> _EXERCISE PROMPT_:
Go through the data below and copy each line that includes "Product".

(DATA FOR THIS EXERCISE Opens)

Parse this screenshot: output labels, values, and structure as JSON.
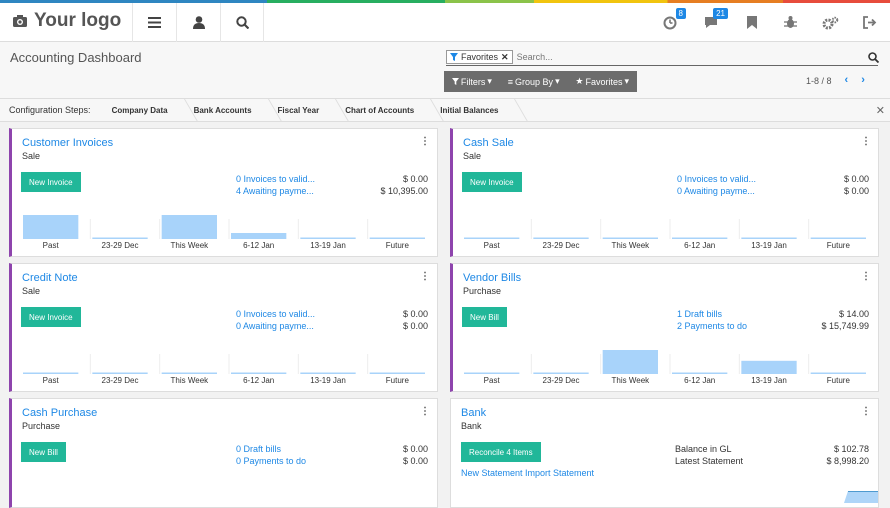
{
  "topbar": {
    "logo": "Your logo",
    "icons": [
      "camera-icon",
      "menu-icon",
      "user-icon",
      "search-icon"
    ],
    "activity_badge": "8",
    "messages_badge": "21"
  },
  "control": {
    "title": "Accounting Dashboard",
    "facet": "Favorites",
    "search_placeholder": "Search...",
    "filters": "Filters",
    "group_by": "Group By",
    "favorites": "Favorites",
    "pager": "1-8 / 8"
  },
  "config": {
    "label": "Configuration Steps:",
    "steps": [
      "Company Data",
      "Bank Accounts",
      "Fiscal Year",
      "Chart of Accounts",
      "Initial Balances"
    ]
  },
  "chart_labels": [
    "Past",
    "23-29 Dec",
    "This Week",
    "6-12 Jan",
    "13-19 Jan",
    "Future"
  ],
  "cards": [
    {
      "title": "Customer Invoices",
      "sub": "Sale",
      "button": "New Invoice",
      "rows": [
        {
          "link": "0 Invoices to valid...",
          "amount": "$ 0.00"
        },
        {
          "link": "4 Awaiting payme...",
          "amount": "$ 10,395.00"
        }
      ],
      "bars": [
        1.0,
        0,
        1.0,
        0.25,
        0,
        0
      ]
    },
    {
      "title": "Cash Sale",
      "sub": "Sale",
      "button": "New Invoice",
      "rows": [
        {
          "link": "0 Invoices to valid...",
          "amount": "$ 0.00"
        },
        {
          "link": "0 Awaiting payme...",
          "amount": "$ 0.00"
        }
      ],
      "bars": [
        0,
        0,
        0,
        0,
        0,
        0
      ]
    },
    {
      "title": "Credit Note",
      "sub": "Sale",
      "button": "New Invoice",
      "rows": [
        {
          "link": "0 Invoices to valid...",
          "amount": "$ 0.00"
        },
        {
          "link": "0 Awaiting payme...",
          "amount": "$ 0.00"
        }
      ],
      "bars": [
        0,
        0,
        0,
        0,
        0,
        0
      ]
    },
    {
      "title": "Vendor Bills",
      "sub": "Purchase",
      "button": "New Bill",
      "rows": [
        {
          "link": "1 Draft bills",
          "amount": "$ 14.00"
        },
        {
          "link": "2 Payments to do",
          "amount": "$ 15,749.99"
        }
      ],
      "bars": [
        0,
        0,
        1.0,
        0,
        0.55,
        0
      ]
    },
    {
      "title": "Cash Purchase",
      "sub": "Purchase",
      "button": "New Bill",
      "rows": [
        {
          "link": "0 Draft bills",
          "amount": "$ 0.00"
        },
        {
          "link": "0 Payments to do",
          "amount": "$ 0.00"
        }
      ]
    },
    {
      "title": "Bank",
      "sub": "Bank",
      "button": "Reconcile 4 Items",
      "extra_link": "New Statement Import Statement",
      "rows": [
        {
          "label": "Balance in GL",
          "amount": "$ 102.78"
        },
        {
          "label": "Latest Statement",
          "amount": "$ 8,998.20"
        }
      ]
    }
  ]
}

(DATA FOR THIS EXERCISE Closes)
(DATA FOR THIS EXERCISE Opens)

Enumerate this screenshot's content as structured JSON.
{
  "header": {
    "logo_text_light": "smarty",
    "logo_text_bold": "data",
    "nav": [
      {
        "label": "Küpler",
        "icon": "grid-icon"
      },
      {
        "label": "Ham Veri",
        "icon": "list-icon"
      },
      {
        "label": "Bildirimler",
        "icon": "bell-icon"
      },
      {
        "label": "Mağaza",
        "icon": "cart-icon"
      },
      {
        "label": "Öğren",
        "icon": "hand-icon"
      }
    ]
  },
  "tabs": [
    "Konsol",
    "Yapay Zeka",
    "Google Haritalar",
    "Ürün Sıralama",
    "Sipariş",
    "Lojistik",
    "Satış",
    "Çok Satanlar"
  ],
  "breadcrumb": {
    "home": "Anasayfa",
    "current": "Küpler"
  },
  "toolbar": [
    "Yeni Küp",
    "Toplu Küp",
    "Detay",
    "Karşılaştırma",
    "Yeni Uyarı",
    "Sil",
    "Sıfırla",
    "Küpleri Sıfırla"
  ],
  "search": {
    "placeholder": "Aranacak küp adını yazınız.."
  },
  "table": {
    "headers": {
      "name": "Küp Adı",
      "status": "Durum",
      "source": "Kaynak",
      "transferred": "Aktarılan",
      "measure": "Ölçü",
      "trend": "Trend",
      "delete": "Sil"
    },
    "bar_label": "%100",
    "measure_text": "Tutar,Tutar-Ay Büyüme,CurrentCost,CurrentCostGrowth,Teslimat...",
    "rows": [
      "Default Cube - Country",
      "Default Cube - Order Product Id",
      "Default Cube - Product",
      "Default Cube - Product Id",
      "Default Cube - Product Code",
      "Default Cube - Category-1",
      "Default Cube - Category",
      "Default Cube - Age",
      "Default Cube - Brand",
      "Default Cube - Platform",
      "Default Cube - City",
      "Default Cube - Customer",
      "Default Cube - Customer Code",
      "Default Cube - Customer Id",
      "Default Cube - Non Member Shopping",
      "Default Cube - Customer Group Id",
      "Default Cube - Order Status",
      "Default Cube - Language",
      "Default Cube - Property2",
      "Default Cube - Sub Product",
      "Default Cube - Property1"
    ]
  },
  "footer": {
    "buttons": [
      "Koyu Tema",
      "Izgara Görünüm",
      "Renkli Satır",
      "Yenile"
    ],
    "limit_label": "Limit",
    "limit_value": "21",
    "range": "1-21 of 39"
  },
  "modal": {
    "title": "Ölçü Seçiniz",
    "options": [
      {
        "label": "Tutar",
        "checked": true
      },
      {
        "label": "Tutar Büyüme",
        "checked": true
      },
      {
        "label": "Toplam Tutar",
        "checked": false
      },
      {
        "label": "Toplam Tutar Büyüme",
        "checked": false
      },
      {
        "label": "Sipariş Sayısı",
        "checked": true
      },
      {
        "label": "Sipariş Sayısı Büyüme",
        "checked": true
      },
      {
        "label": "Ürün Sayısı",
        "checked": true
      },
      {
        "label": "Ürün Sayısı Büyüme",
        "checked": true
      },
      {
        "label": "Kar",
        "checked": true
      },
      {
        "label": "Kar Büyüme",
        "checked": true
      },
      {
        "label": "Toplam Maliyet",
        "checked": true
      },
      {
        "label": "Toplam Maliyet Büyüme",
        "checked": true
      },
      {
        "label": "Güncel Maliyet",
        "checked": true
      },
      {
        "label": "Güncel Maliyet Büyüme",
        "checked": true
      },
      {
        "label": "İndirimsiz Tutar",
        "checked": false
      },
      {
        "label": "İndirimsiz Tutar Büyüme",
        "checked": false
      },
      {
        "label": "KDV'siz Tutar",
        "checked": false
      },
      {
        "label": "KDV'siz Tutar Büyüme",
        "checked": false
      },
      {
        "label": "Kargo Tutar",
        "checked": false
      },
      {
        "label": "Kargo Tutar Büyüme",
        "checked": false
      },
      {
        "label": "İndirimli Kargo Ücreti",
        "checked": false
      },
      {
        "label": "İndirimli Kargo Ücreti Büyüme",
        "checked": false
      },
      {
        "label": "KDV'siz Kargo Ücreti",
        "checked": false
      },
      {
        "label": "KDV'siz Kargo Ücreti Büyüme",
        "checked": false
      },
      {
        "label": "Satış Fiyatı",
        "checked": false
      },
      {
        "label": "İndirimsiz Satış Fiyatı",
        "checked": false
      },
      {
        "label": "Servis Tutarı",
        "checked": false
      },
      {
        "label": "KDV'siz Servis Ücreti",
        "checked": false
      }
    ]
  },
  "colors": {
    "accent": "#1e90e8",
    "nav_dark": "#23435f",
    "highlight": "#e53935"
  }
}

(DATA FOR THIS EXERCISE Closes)

> _RESULT OF THE TASK_:
      "Default Cube - Order Product Id",
      "Default Cube - Product",
      "Default Cube - Product Id",
      "Default Cube - Product Code",
      "Default Cube - Sub Product",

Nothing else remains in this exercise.